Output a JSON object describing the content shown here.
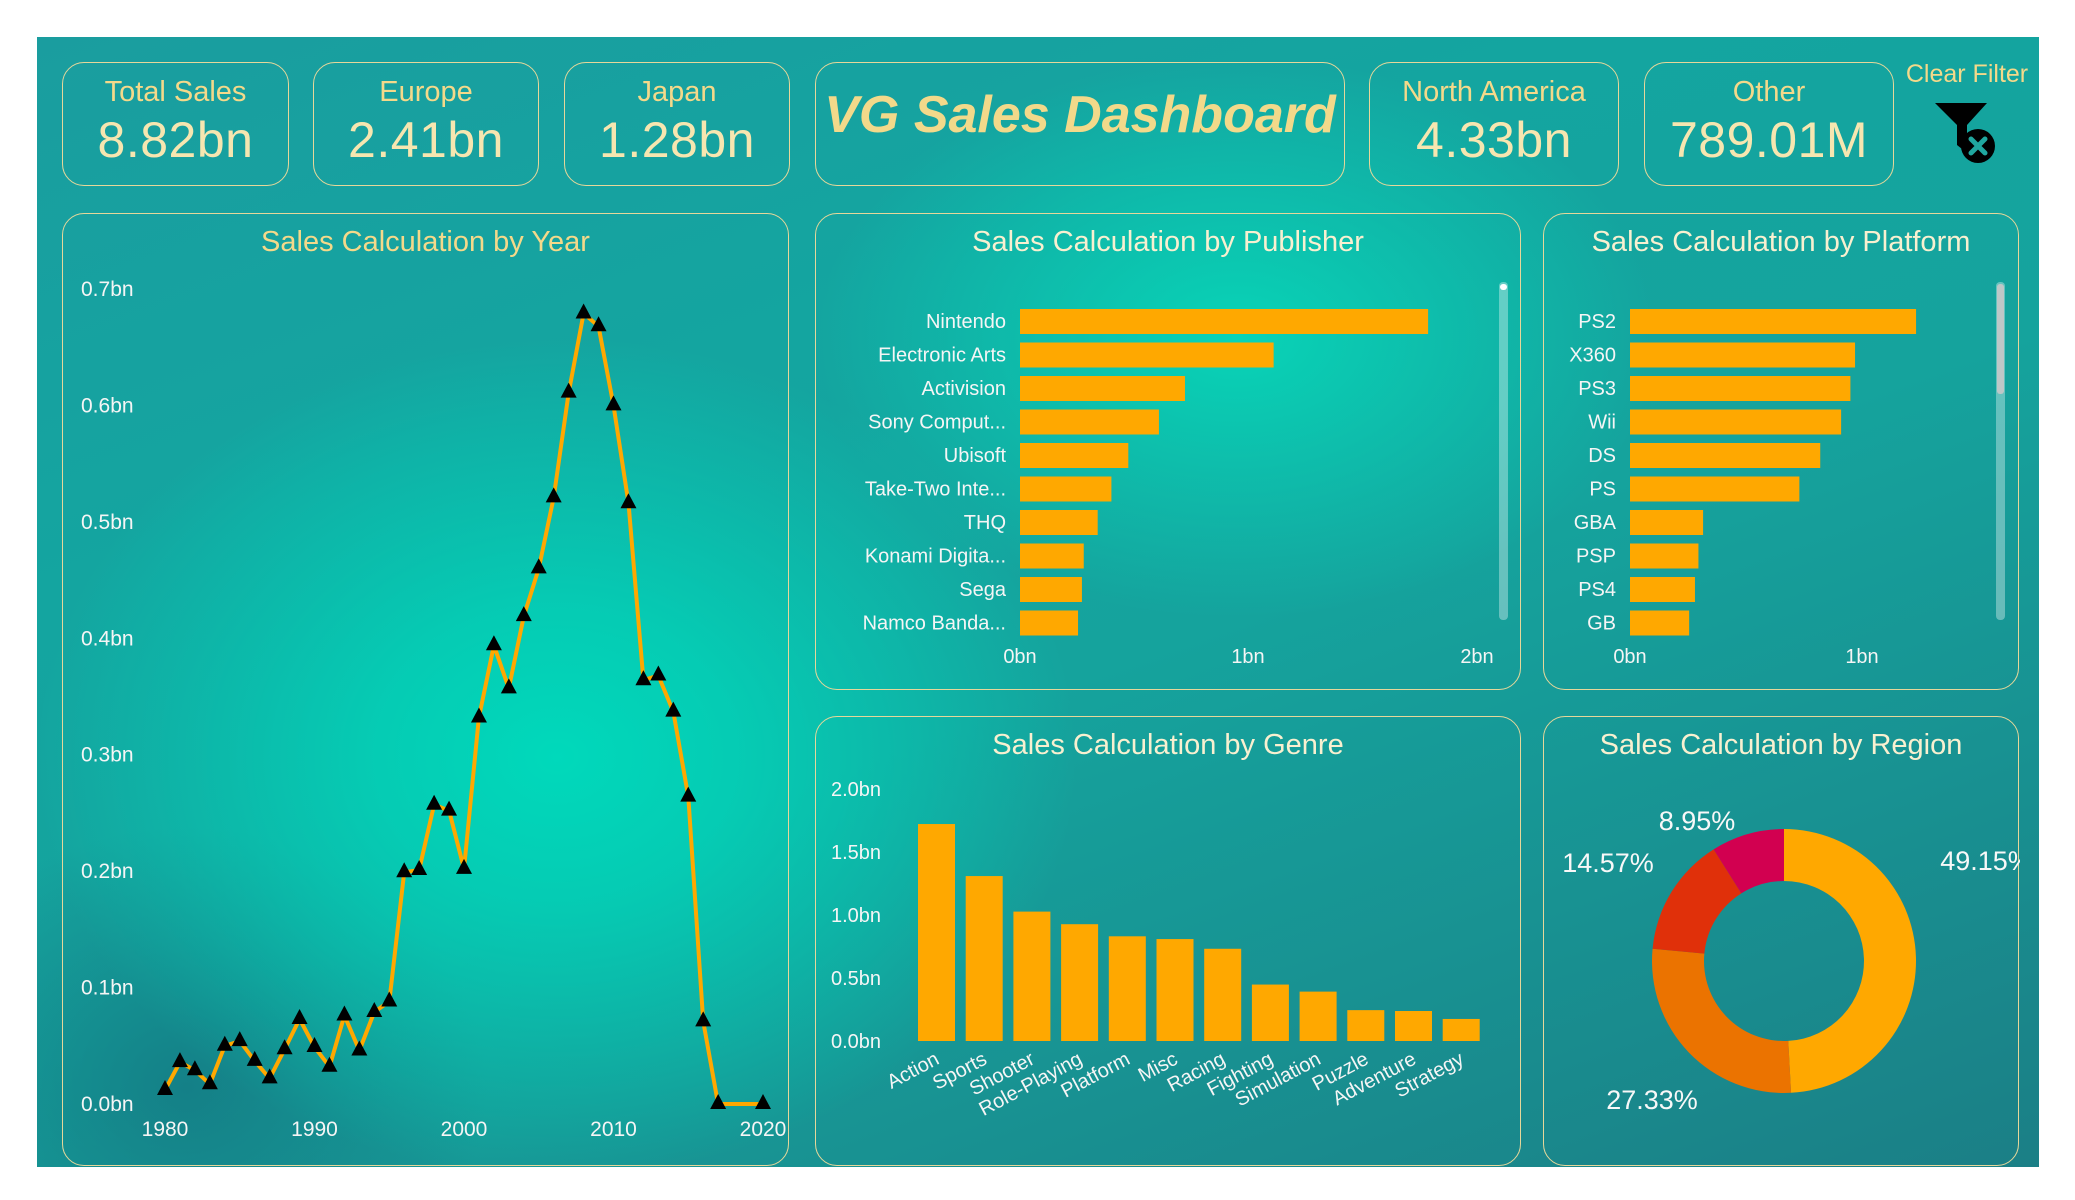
{
  "kpis": {
    "total_sales": {
      "label": "Total Sales",
      "value": "8.82bn"
    },
    "europe": {
      "label": "Europe",
      "value": "2.41bn"
    },
    "japan": {
      "label": "Japan",
      "value": "1.28bn"
    },
    "north_america": {
      "label": "North America",
      "value": "4.33bn"
    },
    "other": {
      "label": "Other",
      "value": "789.01M"
    }
  },
  "dashboard_title": "VG Sales Dashboard",
  "clear_filter": {
    "label": "Clear Filter",
    "icon": "filter-clear-icon"
  },
  "colors": {
    "accent": "#FFA800",
    "title_gold": "#F2D98A",
    "marker": "#000000"
  },
  "chart_data": [
    {
      "id": "year",
      "type": "line",
      "title": "Sales Calculation by Year",
      "x": [
        1980,
        1981,
        1982,
        1983,
        1984,
        1985,
        1986,
        1987,
        1988,
        1989,
        1990,
        1991,
        1992,
        1993,
        1994,
        1995,
        1996,
        1997,
        1998,
        1999,
        2000,
        2001,
        2002,
        2003,
        2004,
        2005,
        2006,
        2007,
        2008,
        2009,
        2010,
        2011,
        2012,
        2013,
        2014,
        2015,
        2016,
        2017,
        2020
      ],
      "values": [
        0.012,
        0.036,
        0.029,
        0.017,
        0.05,
        0.054,
        0.037,
        0.022,
        0.047,
        0.073,
        0.049,
        0.032,
        0.076,
        0.046,
        0.079,
        0.088,
        0.199,
        0.201,
        0.257,
        0.252,
        0.202,
        0.332,
        0.394,
        0.357,
        0.419,
        0.46,
        0.521,
        0.611,
        0.679,
        0.668,
        0.6,
        0.516,
        0.364,
        0.368,
        0.337,
        0.264,
        0.071,
        0.0,
        0.0
      ],
      "xticks": [
        "1980",
        "1990",
        "2000",
        "2010",
        "2020"
      ],
      "yticks": [
        "0.0bn",
        "0.1bn",
        "0.2bn",
        "0.3bn",
        "0.4bn",
        "0.5bn",
        "0.6bn",
        "0.7bn"
      ],
      "xlim": [
        1980,
        2020
      ],
      "ylim": [
        0,
        0.7
      ]
    },
    {
      "id": "publisher",
      "type": "bar",
      "orientation": "horizontal",
      "title": "Sales Calculation by Publisher",
      "categories": [
        "Nintendo",
        "Electronic Arts",
        "Activision",
        "Sony Comput...",
        "Ubisoft",
        "Take-Two Inte...",
        "THQ",
        "Konami Digita...",
        "Sega",
        "Namco Banda..."
      ],
      "values": [
        1.786,
        1.11,
        0.722,
        0.608,
        0.474,
        0.4,
        0.34,
        0.279,
        0.271,
        0.254
      ],
      "xticks": [
        "0bn",
        "1bn",
        "2bn"
      ],
      "xlim": [
        0,
        2
      ]
    },
    {
      "id": "platform",
      "type": "bar",
      "orientation": "horizontal",
      "title": "Sales Calculation by Platform",
      "categories": [
        "PS2",
        "X360",
        "PS3",
        "Wii",
        "DS",
        "PS",
        "GBA",
        "PSP",
        "PS4",
        "GB"
      ],
      "values": [
        1.233,
        0.97,
        0.95,
        0.91,
        0.82,
        0.73,
        0.315,
        0.295,
        0.28,
        0.255
      ],
      "xticks": [
        "0bn",
        "1bn"
      ],
      "xlim": [
        0,
        1.5
      ]
    },
    {
      "id": "genre",
      "type": "bar",
      "title": "Sales Calculation by Genre",
      "categories": [
        "Action",
        "Sports",
        "Shooter",
        "Role-Playing",
        "Platform",
        "Misc",
        "Racing",
        "Fighting",
        "Simulation",
        "Puzzle",
        "Adventure",
        "Strategy"
      ],
      "values": [
        1.722,
        1.309,
        1.027,
        0.927,
        0.831,
        0.809,
        0.732,
        0.448,
        0.392,
        0.245,
        0.238,
        0.175
      ],
      "yticks": [
        "0.0bn",
        "0.5bn",
        "1.0bn",
        "1.5bn",
        "2.0bn"
      ],
      "ylim": [
        0,
        2.0
      ]
    },
    {
      "id": "region",
      "type": "pie",
      "title": "Sales Calculation by Region",
      "labels": [
        "49.15%",
        "27.33%",
        "14.57%",
        "8.95%"
      ],
      "values": [
        49.15,
        27.33,
        14.57,
        8.95
      ],
      "colors": [
        "#FFA800",
        "#EB7300",
        "#E0300A",
        "#D20050"
      ]
    }
  ]
}
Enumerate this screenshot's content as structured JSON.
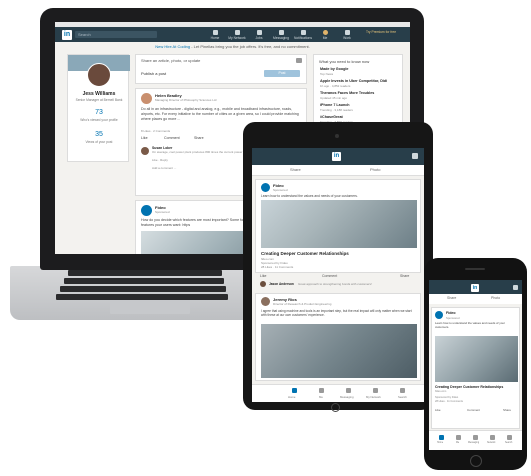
{
  "laptop": {
    "search_placeholder": "Search",
    "nav": [
      "Home",
      "My Network",
      "Jobs",
      "Messaging",
      "Notifications",
      "Me",
      "Work",
      "Try Premium for free"
    ],
    "promo_link": "New Hire At Coding",
    "promo_text": " - Let Pinellas bring you the job offers. It's free, and no commitment.",
    "profile": {
      "name": "Jess Williams",
      "role": "Senior Manager at Bernell Bank",
      "views_num": "73",
      "views_label": "Who's viewed your profile",
      "post_num": "35",
      "post_label": "Views of your post"
    },
    "share_prompt": "Share an article, photo, or update",
    "publish": "Publish a post",
    "post_button": "Post",
    "feed": {
      "author": "Helen Bradley",
      "author_sub": "Managing Director of Philosophy Sciences Ltd",
      "body": "Do all in an infrastructure - digital and analog, e.g., mobile and broadband infrastructure, roads, airports, etc. For every initiative to the number of cities on a given area, so I could provide matching where places go more ...",
      "likes": "8 Likes · 2 Comments",
      "actions": [
        "Like",
        "Comment",
        "Share"
      ],
      "comment_author": "Susan Loker",
      "comment_text": "On average, cool power plant produces 800 times the current power plants",
      "comment_meta": "Like · Reply",
      "add_comment": "Add a comment ..."
    },
    "feed2": {
      "author": "Fideo",
      "author_sub": "Sponsored",
      "body": "How do you decide which features are most important? Some for a complete guide to building features your users want: https"
    },
    "news": {
      "header": "What you need to know now",
      "items": [
        {
          "title": "Made by Google",
          "sub": "Top News"
        },
        {
          "title": "Apple Invests in Uber Competitor, Didi",
          "sub": "1h ago · 4,852 readers"
        },
        {
          "title": "Theranos Faces More Troubles",
          "sub": "Updated 45 min ago"
        },
        {
          "title": "iPhone 7 Launch",
          "sub": "Trending · 3,188 readers"
        },
        {
          "title": "#ChaseGreat",
          "sub": "Trending · 7,890 readers"
        }
      ]
    }
  },
  "tablet": {
    "share": "Share",
    "photo": "Photo",
    "company": "Fideo",
    "company_sub": "Sponsored",
    "post_text": "Learn how to understand the values and needs of your customers.",
    "article_title": "Creating Deeper Customer Relationships",
    "article_url": "fideo.com",
    "sponsored": "Sponsored by Fideo",
    "stats": "28 Likes · 11 Comments",
    "actions": [
      "Like",
      "Comment",
      "Share"
    ],
    "comment": "Jason Anderson",
    "comment_text": "Great approach to strengthening bonds with customers!",
    "author2": "Jeremy Rios",
    "author2_sub": "Director of Research & Product Engineering",
    "body2": "I agree that using machine and tools is an important step, but the real impact will only matter when we start with these at our own customers' experience.",
    "bottom": [
      "Home",
      "Me",
      "Messaging",
      "My Network",
      "Search"
    ]
  },
  "phone": {
    "share": "Share",
    "photo": "Photo",
    "company": "Fideo",
    "company_sub": "Sponsored",
    "post_text": "Learn how to understand the values and needs of your customers.",
    "article_title": "Creating Deeper Customer Relationships",
    "article_url": "fideo.com",
    "sponsored": "Sponsored by Fideo",
    "stats": "28 Likes · 11 Comments",
    "actions": [
      "Like",
      "Comment",
      "Share"
    ],
    "bottom": [
      "Home",
      "Me",
      "Messaging",
      "Network",
      "Search"
    ]
  },
  "colors": {
    "linkedin_blue": "#0073b1",
    "nav_dark": "#283e4a",
    "device_black": "#1c1c1e"
  }
}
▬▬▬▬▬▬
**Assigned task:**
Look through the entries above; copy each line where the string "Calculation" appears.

**Completed exercise:**
      "title": "Sales Calculation by Year",
      "title": "Sales Calculation by Publisher",
      "title": "Sales Calculation by Platform",
      "title": "Sales Calculation by Genre",
      "title": "Sales Calculation by Region",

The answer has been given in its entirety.